Oh, and as a slight tangent: the two-body person certainly is not limited to just academics and/or couples where both are academics. I can think of several examples where the trailing spouse (and I know examples of both men and women playing the role of trailing here) were an issue for the job search and where said trailing spouse had to do a lot to make his or her career work in a new place. I think this is true for most couples where the people have “careers” rather than merely “jobs,” if you get my drift.
Now, switching sides of the table: here are the concluding paragraphs from “part two,” which is mostly told in the form of a dialog between Baker and her husband:
Chris: The two-body problem as we currently understand it is actually a three-body problem, involving the applicant, the significant other, and the hiring committee, and describing a peculiar system in which one of the bodies is often repulsive to another. Unfortunately, as Wikipedia tells it, though three-body problems have been studied for hundreds of years, they do not in general permit an analytical solution.
Kelly: Imagining this as a three-body problem is a more accurate reflection of the actual problem. While the two-body problem lays the blame on the couple, this is really a problem, as you note, for the couple and the employing institutions. The two-body problem appears as a result of the couple’s choices, which it partially is, but it’s also compounded by the attitudes of hiring committees and their institutions. More importantly, this is also a gendered issue, and there needs to be more reflection about the consequences to candidates and institutions.
I’ve been involved in many searches, and in my experience, there are three things that have always been true. First, everyone knows that it is illegal and unethical to flat-out ask questions about a candidate’s marital status, race, religion, disabilities, etc. That’s a no-brainer. I’m not saying it never happens; it happened to me and I’ve seen several examples over the years where someone not on the committee in the course of a campus visit did something stupid and asked about the “poor husband” or the “poor wife.” But what I am saying is everyone at least knows “the rules.”
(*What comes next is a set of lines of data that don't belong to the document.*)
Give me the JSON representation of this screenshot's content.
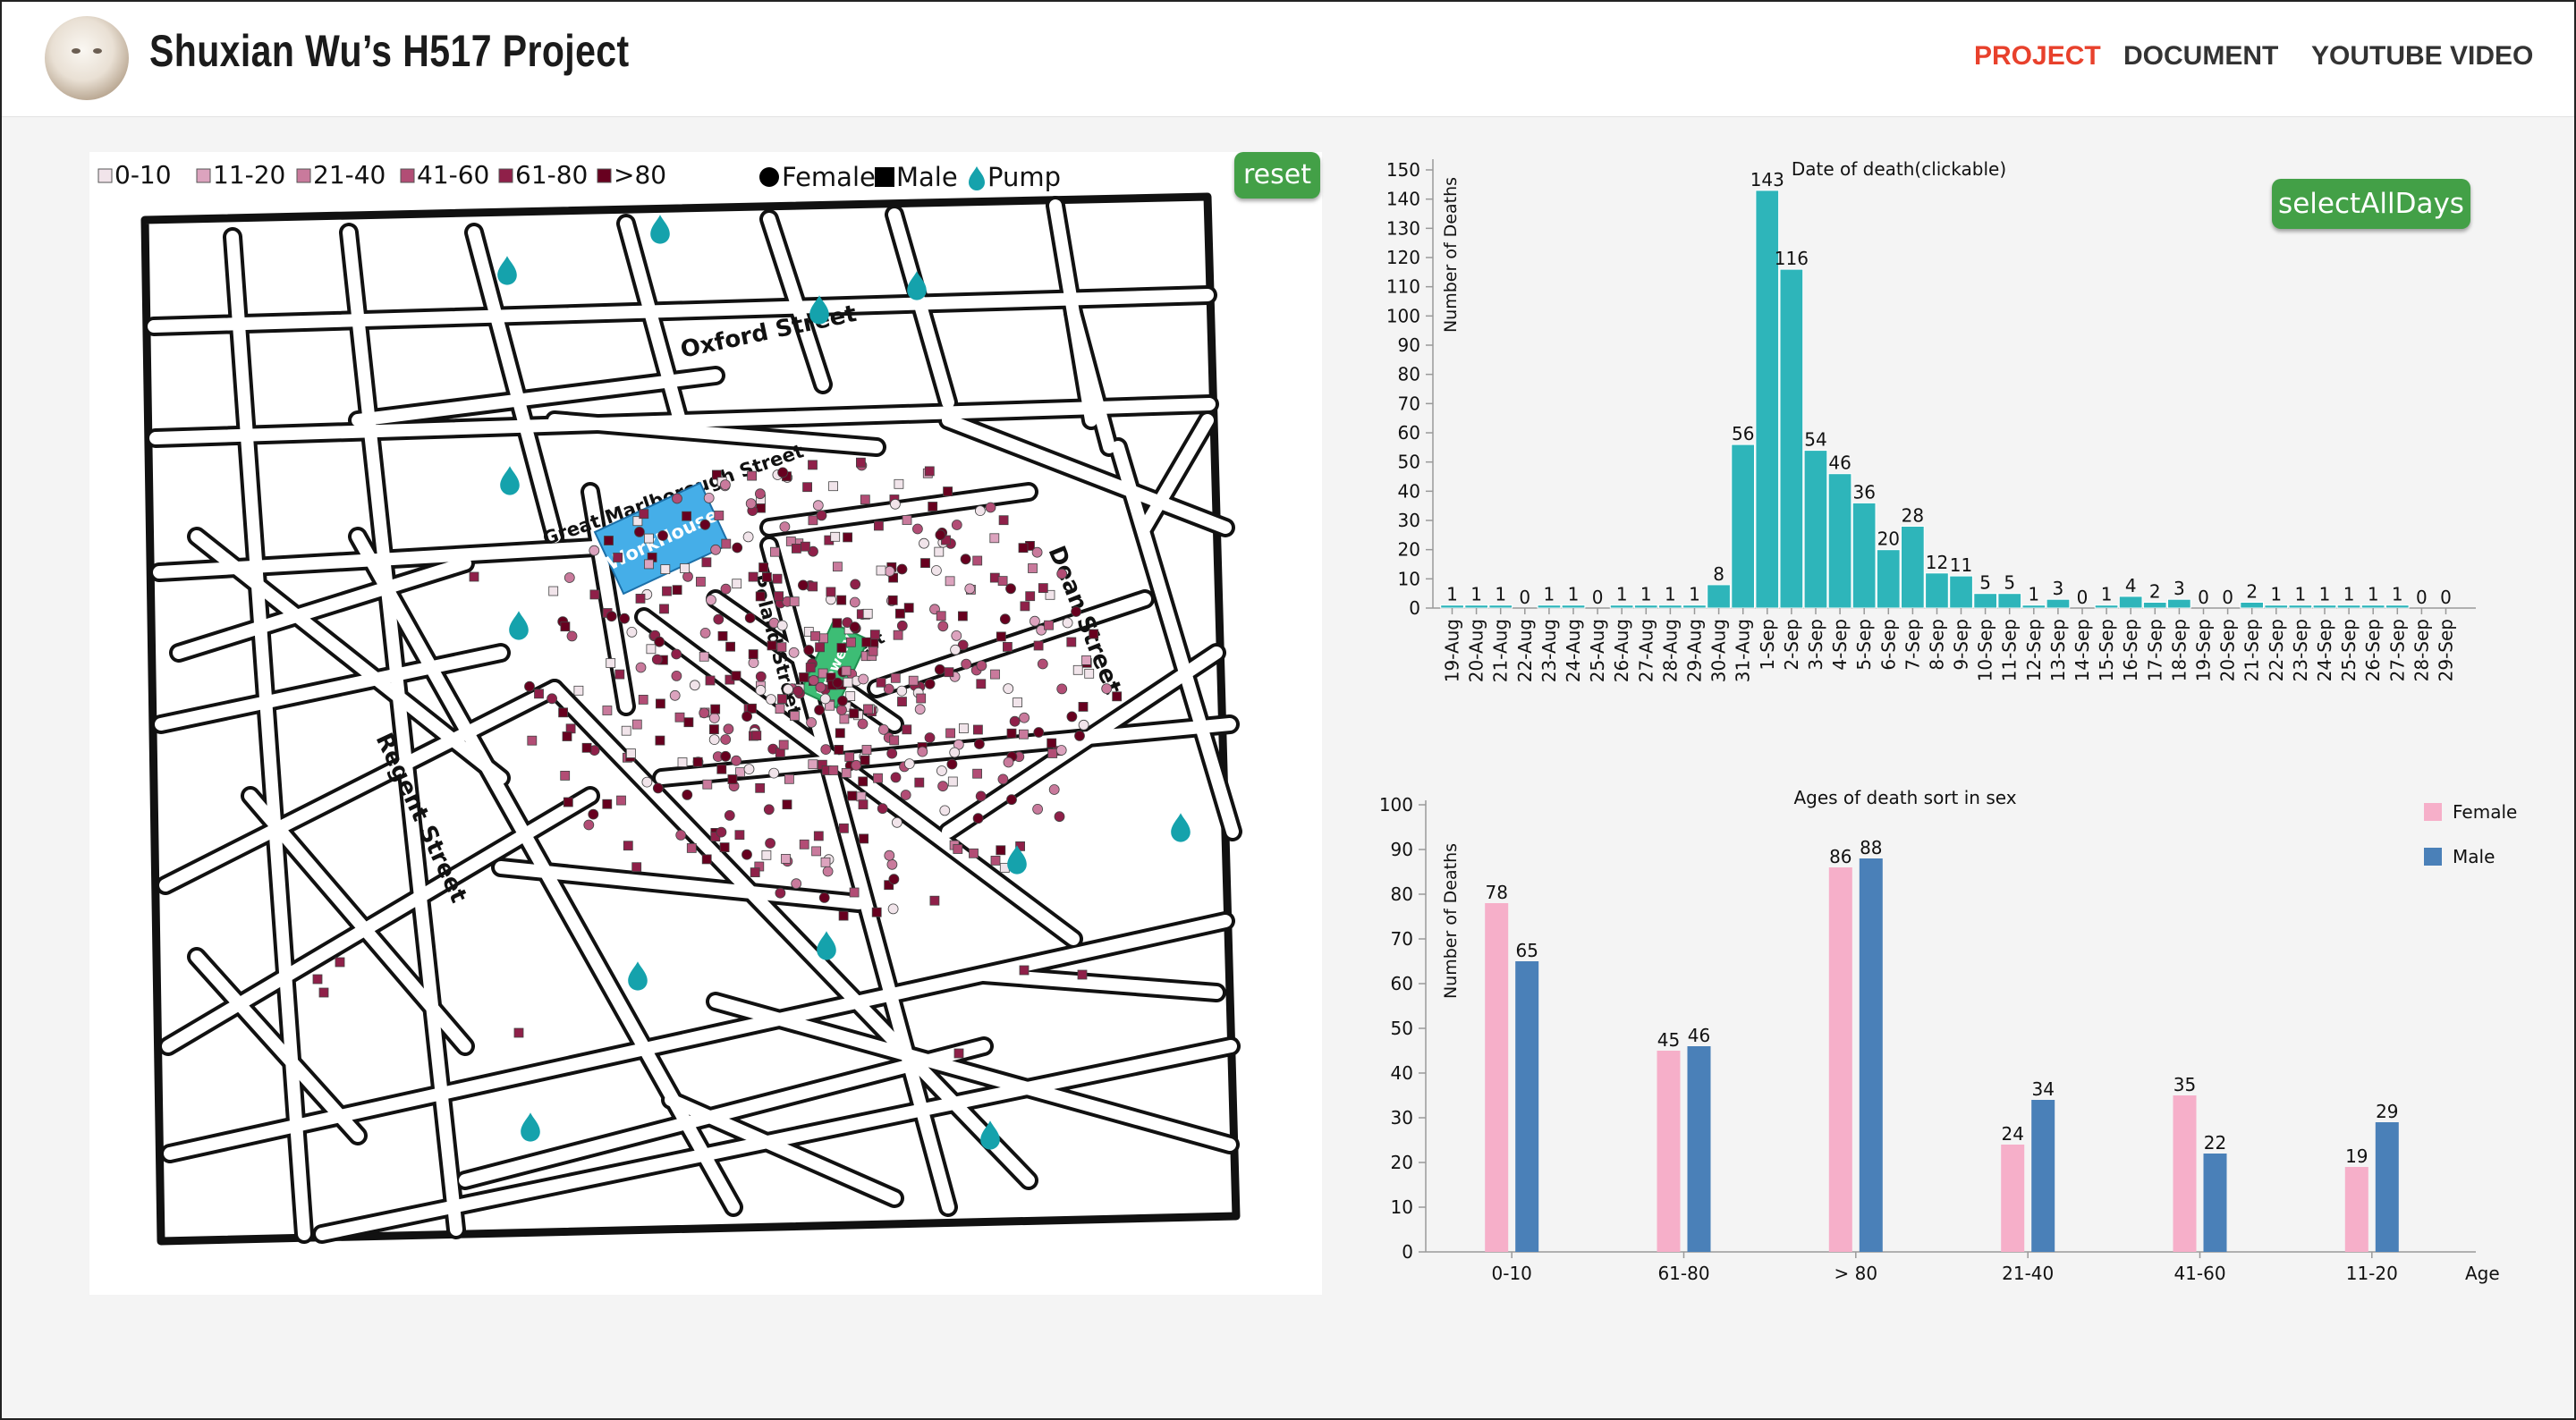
{
  "header": {
    "title": "Shuxian Wu’s H517 Project",
    "nav": [
      {
        "label": "PROJECT",
        "active": true
      },
      {
        "label": "DOCUMENT",
        "active": false
      },
      {
        "label": "YOUTUBE VIDEO",
        "active": false
      }
    ]
  },
  "map": {
    "reset_label": "reset",
    "age_legend": [
      {
        "label": "0-10",
        "color": "#f1e4ea"
      },
      {
        "label": "11-20",
        "color": "#dca3be"
      },
      {
        "label": "21-40",
        "color": "#c97a9c"
      },
      {
        "label": "41-60",
        "color": "#b24d75"
      },
      {
        "label": "61-80",
        "color": "#8f2049"
      },
      {
        "label": ">80",
        "color": "#67001f"
      }
    ],
    "sex_legend": [
      {
        "label": "Female",
        "icon": "circle-icon"
      },
      {
        "label": "Male",
        "icon": "square-icon"
      }
    ],
    "pump_label": "Pump",
    "pump_color": "#15a2ac",
    "workhouse_label": "WorkHouse",
    "workhouse_color": "#45aee8",
    "brewery_label": "Brewery",
    "brewery_color": "#3dbd75",
    "street_labels": [
      "Oxford Street",
      "Great Marlborough Street",
      "Poland Street",
      "Dean Street",
      "Regent Street",
      "Broad Street"
    ]
  },
  "chart_data": [
    {
      "type": "bar",
      "title": "Date of death(clickable)",
      "ylabel": "Number of Deaths",
      "xlabel": "",
      "ylim": [
        0,
        150
      ],
      "yticks": [
        0,
        10,
        20,
        30,
        40,
        50,
        60,
        70,
        80,
        90,
        100,
        110,
        120,
        130,
        140,
        150
      ],
      "color": "#2eb5ba",
      "button_label": "selectAllDays",
      "categories": [
        "19-Aug",
        "20-Aug",
        "21-Aug",
        "22-Aug",
        "23-Aug",
        "24-Aug",
        "25-Aug",
        "26-Aug",
        "27-Aug",
        "28-Aug",
        "29-Aug",
        "30-Aug",
        "31-Aug",
        "1-Sep",
        "2-Sep",
        "3-Sep",
        "4-Sep",
        "5-Sep",
        "6-Sep",
        "7-Sep",
        "8-Sep",
        "9-Sep",
        "10-Sep",
        "11-Sep",
        "12-Sep",
        "13-Sep",
        "14-Sep",
        "15-Sep",
        "16-Sep",
        "17-Sep",
        "18-Sep",
        "19-Sep",
        "20-Sep",
        "21-Sep",
        "22-Sep",
        "23-Sep",
        "24-Sep",
        "25-Sep",
        "26-Sep",
        "27-Sep",
        "28-Sep",
        "29-Sep"
      ],
      "values": [
        1,
        1,
        1,
        0,
        1,
        1,
        0,
        1,
        1,
        1,
        1,
        8,
        56,
        143,
        116,
        54,
        46,
        36,
        20,
        28,
        12,
        11,
        5,
        5,
        1,
        3,
        0,
        1,
        4,
        2,
        3,
        0,
        0,
        2,
        1,
        1,
        1,
        1,
        1,
        1,
        0,
        0
      ]
    },
    {
      "type": "bar",
      "title": "Ages of death sort in sex",
      "ylabel": "Number of Deaths",
      "xlabel": "Age",
      "ylim": [
        0,
        100
      ],
      "yticks": [
        0,
        10,
        20,
        30,
        40,
        50,
        60,
        70,
        80,
        90,
        100
      ],
      "categories": [
        "0-10",
        "61-80",
        "> 80",
        "21-40",
        "41-60",
        "11-20"
      ],
      "series": [
        {
          "name": "Female",
          "color": "#f6afc9",
          "values": [
            78,
            45,
            86,
            24,
            35,
            19
          ]
        },
        {
          "name": "Male",
          "color": "#4a80b8",
          "values": [
            65,
            46,
            88,
            34,
            22,
            29
          ]
        }
      ]
    }
  ]
}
Second, every search committee I’ve been on speculates, investigates and/or otherwise tries to guess at a candidate’s marital status. In the age of social media, this is a lot easier to do nowadays, too. I think that’s just human nature and, as long as you don’t ask and/or act on that knowledge directly, I don’t think it’s unethical. To me, that’s the same as simply trying to find out more about a candidate from materials that they didn’t directly supply to the search committee, something that pretty much happens with every search.
Third, I’ve never been on a search where marital status was a factor in the job offer. There have been times on committees where we’ve speculated that our chances of hiring so-and-so was low because of a trailing spouse (“he’ll never take our offer because his wife has too good of a job where they are now”), and there have been times where we’ve speculated that our chances of hiring so-and-so are good because of a trailing spouse (“she’ll jump at the offer because her husband and his family are all from Detroit”), but I’ve never seen the scenario that Baker describes– that is, the committee decision to not make an offer “because of her poor husband.”
It is certainly true that women, for this and other reasons, often do get the short end of the academic stick; I just don’t think this is a problem unique to academia.